MEC for Health, Phophi Ramathuba hosted a post budget breakfast session at a venue in the city on Friday where the budget was interrogated by a panel that included Thanyani Mariba, cardiologist and former Campus Rector of the Vaal Campus of the North-West University. “We cannot sit back and expect government to do everything for us. We should get involved and hold the department accountable for the things that they have promised,” Mariba said. In conclusion, Mariba urged departments to include the word “maintain” into their vocabulary to ensure that assets are kept in working order.
Ramathuba tabled her department’s 2017/18 budget totaling R18 billion in the Limpopo Legislature in Lebowakgomo last Thursday.
The theme of the budget was ‘Our health is our responsibility’ and income is sourced from R15,4 billion equitable shares, R2,4 billion conditional grants and R183,9 million from own revenue. The total budget increased with 5,5% from the 2016/17 financial year. Equitable shares increased by 4,3% and conditional grants by 14,6%.
An amount of R508,1 million is set aside for the health facilities revitalisation programme and R201 million has been allocated for bursaries covering doctors studying in Cuba. The department also plans to recruit ten medical specialists, 200 doctors and 250 professional nurses.
Construction of six clinics and hospital staff accommodation in Mokopane will also commence, five clinics will be completed and another three will be opened in partnership with Anglo Platinum.
R119 million is budgeted for the improvement of information technology infrastructure, revenue enhancement strategies and purchasing of medical equipment for hospitals and primary healthcare facilities. This allocation will bring an end to missing files, according to Ramathuba. She also announced that all clinics and community health centres will in future operate on a 24-hour basis in an effort to reduce the bottlenecks that are currently experienced.

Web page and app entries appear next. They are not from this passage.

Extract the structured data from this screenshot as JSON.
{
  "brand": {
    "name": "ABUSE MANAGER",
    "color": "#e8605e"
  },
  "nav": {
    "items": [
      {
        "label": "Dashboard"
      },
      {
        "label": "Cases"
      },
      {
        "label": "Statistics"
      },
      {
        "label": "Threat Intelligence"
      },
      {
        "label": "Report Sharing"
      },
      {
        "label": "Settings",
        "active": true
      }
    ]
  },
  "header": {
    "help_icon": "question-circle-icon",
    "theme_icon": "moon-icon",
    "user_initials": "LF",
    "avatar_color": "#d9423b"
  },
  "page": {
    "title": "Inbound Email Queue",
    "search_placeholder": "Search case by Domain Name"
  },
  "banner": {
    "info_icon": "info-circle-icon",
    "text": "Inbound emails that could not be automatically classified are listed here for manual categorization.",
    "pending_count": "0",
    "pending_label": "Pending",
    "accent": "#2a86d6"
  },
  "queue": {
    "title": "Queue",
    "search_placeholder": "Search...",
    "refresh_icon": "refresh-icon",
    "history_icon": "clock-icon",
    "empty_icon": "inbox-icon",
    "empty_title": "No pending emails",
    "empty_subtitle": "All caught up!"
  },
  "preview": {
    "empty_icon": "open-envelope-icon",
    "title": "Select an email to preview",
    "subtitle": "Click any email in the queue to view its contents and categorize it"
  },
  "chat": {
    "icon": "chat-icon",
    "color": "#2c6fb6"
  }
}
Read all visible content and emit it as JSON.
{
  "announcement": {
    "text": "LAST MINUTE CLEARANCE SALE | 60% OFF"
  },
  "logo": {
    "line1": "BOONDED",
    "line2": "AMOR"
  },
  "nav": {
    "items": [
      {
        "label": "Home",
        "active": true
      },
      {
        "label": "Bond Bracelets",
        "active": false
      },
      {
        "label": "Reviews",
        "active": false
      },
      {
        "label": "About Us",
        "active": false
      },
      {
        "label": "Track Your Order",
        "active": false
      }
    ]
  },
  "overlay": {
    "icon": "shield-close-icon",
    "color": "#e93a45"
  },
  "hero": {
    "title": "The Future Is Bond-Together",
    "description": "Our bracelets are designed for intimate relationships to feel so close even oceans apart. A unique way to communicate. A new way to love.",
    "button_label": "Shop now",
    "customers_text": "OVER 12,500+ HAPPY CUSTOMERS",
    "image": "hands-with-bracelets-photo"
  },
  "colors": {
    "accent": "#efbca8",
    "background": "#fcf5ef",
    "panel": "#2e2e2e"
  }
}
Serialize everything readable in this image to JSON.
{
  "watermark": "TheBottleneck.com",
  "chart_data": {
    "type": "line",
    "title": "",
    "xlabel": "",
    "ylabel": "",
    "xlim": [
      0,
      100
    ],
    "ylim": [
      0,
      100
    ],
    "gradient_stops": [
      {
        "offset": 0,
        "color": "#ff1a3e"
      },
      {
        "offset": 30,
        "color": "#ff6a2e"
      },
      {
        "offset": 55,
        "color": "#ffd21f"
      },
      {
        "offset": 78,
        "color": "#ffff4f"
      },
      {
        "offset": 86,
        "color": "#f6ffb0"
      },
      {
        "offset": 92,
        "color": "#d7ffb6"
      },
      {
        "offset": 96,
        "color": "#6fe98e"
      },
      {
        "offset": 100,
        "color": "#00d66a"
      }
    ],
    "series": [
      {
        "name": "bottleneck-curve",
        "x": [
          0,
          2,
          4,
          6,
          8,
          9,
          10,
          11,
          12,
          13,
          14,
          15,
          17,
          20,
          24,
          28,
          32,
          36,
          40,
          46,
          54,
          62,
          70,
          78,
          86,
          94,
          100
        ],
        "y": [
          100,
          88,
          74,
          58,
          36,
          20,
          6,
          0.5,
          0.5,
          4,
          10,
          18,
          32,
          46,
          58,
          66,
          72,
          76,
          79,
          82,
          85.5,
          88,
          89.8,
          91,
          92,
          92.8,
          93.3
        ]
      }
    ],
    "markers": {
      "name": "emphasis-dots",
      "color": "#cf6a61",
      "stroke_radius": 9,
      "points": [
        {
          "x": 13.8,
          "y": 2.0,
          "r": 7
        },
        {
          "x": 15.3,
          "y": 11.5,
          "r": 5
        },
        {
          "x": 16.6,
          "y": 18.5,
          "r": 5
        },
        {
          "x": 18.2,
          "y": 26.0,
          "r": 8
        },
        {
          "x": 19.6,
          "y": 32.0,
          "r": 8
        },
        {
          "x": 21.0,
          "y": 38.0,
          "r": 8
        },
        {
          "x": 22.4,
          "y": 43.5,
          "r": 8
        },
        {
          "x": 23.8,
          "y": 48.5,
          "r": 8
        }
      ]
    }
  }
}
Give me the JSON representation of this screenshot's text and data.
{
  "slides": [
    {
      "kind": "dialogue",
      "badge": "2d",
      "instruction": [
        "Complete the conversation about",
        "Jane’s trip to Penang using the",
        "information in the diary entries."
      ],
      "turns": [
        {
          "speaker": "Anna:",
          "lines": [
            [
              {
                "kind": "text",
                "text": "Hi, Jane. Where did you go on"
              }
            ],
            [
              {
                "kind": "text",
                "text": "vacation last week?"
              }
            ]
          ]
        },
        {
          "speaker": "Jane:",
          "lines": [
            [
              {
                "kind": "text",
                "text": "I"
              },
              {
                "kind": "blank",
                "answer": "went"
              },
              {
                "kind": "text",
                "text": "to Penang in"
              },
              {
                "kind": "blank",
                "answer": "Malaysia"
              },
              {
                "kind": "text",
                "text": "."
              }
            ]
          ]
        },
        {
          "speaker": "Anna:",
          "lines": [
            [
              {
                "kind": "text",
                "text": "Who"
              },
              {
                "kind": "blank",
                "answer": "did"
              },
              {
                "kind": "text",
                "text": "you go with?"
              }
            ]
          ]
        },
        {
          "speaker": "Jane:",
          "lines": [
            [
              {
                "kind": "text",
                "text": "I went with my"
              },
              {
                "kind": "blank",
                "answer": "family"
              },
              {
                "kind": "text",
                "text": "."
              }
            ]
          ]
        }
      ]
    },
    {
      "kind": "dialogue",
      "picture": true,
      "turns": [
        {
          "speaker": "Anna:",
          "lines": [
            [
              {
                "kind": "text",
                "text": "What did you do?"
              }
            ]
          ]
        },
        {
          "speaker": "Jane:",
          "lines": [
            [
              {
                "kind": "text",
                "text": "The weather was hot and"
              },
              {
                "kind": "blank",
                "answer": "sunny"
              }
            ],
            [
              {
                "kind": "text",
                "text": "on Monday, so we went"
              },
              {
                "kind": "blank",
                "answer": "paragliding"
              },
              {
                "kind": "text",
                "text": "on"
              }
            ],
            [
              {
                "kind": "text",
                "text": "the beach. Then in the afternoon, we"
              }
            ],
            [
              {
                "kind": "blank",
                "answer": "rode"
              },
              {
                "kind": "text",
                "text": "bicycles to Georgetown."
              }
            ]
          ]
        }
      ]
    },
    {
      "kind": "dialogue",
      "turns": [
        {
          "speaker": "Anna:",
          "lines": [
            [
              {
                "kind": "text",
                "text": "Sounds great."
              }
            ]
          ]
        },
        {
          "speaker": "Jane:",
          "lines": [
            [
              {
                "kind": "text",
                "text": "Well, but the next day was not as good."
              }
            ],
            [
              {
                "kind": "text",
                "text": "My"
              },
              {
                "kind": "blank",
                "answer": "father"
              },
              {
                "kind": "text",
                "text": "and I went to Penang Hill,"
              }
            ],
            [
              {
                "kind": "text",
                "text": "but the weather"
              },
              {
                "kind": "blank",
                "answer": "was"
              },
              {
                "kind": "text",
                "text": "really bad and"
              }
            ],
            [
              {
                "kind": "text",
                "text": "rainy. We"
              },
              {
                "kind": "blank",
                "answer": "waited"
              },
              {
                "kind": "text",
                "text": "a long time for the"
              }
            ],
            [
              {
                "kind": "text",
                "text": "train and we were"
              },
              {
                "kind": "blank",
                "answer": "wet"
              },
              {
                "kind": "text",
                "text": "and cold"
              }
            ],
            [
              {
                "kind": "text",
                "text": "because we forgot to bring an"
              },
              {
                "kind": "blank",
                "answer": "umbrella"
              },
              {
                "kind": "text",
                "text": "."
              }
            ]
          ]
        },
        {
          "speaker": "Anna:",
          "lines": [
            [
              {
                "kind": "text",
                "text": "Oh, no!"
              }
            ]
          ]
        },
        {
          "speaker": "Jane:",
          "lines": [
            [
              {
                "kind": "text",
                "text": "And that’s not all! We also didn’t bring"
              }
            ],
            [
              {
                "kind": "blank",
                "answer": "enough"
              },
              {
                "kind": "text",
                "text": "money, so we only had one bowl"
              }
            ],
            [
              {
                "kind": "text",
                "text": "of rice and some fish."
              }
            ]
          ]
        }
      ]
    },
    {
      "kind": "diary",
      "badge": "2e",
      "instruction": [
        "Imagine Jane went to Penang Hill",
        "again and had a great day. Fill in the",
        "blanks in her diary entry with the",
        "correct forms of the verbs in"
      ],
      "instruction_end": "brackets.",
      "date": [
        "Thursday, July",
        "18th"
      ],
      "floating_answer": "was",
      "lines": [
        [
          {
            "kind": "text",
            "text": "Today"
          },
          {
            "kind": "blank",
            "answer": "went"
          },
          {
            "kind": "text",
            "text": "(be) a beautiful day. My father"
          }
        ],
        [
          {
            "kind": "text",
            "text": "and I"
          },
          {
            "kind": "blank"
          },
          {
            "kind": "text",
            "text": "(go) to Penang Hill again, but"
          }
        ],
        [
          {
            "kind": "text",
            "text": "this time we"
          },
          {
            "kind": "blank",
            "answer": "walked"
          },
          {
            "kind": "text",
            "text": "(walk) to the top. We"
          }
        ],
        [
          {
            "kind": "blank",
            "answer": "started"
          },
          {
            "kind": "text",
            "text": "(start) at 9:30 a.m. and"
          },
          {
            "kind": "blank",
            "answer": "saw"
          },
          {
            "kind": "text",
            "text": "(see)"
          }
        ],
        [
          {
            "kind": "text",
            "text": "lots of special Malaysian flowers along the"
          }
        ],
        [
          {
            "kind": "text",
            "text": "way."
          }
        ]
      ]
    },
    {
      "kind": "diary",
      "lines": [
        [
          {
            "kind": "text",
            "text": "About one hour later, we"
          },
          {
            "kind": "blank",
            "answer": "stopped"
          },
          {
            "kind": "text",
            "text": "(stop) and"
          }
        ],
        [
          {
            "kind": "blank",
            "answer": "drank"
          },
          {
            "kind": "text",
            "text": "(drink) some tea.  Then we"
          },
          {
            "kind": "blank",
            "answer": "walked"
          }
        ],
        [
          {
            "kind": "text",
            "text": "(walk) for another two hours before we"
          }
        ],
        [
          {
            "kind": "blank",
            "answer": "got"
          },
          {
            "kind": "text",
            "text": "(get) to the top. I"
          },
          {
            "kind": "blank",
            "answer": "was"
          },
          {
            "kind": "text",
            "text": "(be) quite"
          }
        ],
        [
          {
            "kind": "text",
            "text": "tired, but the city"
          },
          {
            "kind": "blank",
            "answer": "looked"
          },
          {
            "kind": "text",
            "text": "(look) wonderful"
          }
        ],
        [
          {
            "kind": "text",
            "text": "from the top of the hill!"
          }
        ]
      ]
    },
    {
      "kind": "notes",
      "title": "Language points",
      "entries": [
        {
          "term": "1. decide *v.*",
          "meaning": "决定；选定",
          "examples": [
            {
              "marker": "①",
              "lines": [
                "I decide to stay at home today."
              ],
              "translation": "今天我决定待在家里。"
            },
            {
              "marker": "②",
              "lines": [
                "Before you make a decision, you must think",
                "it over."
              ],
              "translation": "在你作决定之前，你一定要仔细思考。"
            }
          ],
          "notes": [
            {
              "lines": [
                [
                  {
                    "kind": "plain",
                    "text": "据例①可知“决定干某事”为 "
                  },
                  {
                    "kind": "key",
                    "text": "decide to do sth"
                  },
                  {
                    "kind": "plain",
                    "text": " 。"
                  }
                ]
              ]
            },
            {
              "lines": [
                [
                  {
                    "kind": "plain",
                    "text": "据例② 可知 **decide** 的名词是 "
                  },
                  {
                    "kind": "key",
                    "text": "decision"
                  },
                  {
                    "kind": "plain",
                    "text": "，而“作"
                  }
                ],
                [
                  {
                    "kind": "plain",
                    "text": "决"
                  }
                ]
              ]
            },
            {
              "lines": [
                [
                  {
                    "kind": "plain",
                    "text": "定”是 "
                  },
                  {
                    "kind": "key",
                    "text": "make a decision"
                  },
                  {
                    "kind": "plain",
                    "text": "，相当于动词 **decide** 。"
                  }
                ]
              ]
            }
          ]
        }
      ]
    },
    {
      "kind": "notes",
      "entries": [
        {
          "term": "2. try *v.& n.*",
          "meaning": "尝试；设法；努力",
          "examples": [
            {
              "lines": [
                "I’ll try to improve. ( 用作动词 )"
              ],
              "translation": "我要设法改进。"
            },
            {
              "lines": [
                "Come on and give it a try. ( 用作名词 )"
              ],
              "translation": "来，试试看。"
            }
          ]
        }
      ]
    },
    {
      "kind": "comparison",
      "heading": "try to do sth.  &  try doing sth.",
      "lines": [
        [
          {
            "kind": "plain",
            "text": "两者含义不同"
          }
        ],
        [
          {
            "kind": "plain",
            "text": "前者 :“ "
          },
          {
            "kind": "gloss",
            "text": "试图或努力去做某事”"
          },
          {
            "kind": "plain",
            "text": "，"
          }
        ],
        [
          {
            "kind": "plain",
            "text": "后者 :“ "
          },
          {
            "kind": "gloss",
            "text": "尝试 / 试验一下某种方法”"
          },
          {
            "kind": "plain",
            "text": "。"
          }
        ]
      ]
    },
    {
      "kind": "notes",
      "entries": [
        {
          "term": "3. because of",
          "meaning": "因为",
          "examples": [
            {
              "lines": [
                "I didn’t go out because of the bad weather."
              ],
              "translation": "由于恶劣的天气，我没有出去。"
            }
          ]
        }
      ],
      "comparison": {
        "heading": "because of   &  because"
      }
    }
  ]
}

Ramathuba expressed her concern about the increased burden on health services as a result of non-communicable or lifestyle diseases. “The incidence of hypertension which was at 10,5 per 1 000 in 2014 has increased to 18,5 per 1 000 in 2015, and the diabetes incidence has increased from 2,3 to 2,6. These are preventable conditions with disabling complications and are expensive to manage,” Ramathuba reported and added that the department managed to screen 4,1 million people during the 2016/17 financial year for both diabetes and hypertension. “We are encouraged by the increase in the number of people eager to know their status regarding these silent killers,” Ramathuba said. Ramathuba called upon all citizens to spend at least 30 minutes three times a week exercising. “We appeal to the captains of industries to allow their employees time to exercise. This investment will in the long term reduce absenteeism, create a more productive workforce and grow our economy,” Ramathuba urged.
Story, photos & video: BARRY VILJOEN